Tea is the second most consumed beverage in the world. Water is first.
Hypertension, or high blood pressure, is the most common form of heart disease and affects about 20% of the adult population in many countries. The condition is associated with stroke, heart failure, and kidney dysfunction and is a major risk factor for heart-related death.
"A link between tea drinking and blood pressure reduction has been postulated for decades in general health care in Chinese populations," write researcher Yi-Ching Yan, MD, MPH, of the medical college of National Cheng Kung University in Taiwan, and colleagues.
In recent years, researchers say there has been growing interest in exploring the role of antioxidant compounds called flavonoids found in tea that may protect against heart disease.
But researchers say few studies have examined the long-term effects of tea drinking on the risk of hypertension, and the results so far have been conflicting. They say this study is the first on the issue to use a large number of people and detailed information about tea consumption and other lifestyle and dietary factors associated with hypertension risk.

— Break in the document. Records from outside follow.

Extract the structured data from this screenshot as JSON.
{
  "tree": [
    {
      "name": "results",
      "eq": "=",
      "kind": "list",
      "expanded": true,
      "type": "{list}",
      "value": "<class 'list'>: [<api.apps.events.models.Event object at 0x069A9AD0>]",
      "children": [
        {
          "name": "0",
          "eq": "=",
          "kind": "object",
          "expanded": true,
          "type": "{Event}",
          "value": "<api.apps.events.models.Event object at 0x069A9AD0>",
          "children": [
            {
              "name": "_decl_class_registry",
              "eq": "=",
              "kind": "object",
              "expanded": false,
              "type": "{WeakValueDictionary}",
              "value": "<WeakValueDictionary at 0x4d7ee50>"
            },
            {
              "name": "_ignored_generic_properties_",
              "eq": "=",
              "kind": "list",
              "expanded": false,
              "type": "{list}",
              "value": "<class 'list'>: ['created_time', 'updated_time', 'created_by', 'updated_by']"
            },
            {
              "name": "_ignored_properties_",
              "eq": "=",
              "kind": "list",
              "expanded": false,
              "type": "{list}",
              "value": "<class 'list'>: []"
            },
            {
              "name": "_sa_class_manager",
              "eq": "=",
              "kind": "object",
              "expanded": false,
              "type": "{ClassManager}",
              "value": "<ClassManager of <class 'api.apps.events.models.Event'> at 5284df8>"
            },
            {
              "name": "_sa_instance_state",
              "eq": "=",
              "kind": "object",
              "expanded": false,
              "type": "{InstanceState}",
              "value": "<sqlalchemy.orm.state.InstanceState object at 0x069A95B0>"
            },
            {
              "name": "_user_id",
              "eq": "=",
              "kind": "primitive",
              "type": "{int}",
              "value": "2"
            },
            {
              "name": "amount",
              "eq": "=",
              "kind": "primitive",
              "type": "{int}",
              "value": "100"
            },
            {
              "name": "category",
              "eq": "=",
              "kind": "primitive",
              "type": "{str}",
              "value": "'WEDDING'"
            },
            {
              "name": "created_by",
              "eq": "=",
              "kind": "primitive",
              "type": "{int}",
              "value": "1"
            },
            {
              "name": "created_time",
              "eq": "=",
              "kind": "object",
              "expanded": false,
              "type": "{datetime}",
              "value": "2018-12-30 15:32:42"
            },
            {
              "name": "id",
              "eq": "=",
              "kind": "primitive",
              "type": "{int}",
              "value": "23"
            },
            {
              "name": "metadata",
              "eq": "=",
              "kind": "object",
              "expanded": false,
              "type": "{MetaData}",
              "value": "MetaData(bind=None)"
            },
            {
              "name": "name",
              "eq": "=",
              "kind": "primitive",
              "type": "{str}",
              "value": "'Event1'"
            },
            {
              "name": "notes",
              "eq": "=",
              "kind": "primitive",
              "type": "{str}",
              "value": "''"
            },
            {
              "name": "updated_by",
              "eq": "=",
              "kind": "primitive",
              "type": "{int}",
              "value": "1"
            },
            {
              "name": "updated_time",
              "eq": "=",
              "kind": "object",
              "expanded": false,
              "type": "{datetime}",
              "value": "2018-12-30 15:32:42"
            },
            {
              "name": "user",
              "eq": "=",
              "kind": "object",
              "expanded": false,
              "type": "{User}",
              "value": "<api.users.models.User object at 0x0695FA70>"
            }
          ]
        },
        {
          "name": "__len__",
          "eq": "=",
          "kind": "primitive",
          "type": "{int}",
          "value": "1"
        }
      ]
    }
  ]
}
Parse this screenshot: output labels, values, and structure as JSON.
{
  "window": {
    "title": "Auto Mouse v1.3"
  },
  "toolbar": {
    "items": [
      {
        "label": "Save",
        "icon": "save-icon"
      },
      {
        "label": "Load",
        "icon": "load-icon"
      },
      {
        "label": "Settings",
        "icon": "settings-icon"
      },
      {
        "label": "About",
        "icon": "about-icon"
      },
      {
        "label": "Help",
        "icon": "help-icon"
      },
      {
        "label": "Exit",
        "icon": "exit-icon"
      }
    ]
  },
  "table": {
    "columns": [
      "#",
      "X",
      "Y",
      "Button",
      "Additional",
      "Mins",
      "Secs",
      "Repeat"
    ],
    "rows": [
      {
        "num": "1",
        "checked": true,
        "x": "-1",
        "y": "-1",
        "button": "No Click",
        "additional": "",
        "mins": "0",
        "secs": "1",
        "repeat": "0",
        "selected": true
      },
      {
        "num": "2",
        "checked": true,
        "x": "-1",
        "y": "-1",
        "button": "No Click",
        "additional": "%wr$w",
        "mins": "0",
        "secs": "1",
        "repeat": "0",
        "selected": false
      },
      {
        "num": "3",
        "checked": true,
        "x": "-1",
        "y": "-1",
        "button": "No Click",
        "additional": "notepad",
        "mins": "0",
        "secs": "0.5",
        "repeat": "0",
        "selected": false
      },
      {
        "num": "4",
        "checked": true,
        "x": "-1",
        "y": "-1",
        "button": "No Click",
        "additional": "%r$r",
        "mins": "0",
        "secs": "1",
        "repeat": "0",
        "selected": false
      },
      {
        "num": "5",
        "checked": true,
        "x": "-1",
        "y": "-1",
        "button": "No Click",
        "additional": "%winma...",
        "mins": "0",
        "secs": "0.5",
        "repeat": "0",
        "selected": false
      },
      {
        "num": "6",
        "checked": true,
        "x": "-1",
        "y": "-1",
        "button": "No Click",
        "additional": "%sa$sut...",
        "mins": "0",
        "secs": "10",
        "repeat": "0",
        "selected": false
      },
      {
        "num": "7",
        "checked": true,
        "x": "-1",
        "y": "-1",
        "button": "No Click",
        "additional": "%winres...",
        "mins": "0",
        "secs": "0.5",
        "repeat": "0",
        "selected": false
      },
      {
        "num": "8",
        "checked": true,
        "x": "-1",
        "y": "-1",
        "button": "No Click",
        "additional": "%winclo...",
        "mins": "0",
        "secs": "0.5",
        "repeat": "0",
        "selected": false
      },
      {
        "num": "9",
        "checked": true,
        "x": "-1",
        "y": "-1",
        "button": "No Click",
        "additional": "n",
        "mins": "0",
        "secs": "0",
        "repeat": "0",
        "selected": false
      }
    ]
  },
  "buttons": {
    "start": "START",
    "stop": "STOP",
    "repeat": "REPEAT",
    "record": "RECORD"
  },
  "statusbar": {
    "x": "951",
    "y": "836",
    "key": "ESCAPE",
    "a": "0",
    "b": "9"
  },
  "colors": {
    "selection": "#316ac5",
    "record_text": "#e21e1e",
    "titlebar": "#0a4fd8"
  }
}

Drinking Tea Lowers Blood Pressure
In the study, which appears in the July 26 issue of The Archives of Internal Medicine, researchers looked at the effect of tea drinking over the past decades on the risk of developing high blood pressure in 1,507 Chinese men and women living in Taiwan who had no previous history of high blood pressure.
Because the size of the teacup used varies widely in Chinese culture, the participants were asked to provide details about what kind of cup was used, how the tea was prepared, the amount drunk, and the frequency per week in order to calculate the average tea consumption per day.
Researchers also collected information about the kind of tea (green, black, or oolong) drunk and how long the participants had been tea drinkers. Green, oolong, and black teas are derived from the same plant. It is the processing of the leaves from the Camellia sinensis that determines the type of tea and the flavonoid content.
The study showed that about 40% of the participants were habitual tea drinkers and had been drinking at least a half-cup of tea per day for one or more years. More than 96% of tea drinkers drank green or oolong tea.
The tea drinkers tended to be younger, mostly men, and had higher educational and socioeconomic status than non-tea drinkers. But they also were more obese, smoked more, drank more alcohol, ate fewer vegetables, and had a higher sodium intake than those who didn't drink tea regularly.
After taking these and other factors associated with heart disease and high blood pressure risk into account, researchers found tea drinkers were much less likely to develop high blood pressure than non-tea drinkers.
Those who drank at least a half-cup of moderate strength green or oolong tea per day for a year had a 46% lower risk of developing hypertension than those who didn't drink tea. Among those who drank more than two and a half cups of tea per day, the risk of high blood pressure was reduced by 65%.
"Nonhabitual tea drinkers were at higher risk of developing hypertension than habitual tea drinkers, and there was a progressive reduction in risk associated with higher levels of tea consumption in daily intake," write the researchers. "However, tea consumption for more than one year was not associated with a further reduction of hypertension risk."
Based on the results of their study, researchers say the minimum tea consumption needed to provide blood pressure-reducing benefits appears to be a half-cup per day of green or oolong tea for at least one year.
They say further long-term studies are needed to confirm these results and better understand the mechanisms behind tea's blood pressure-lowering effects.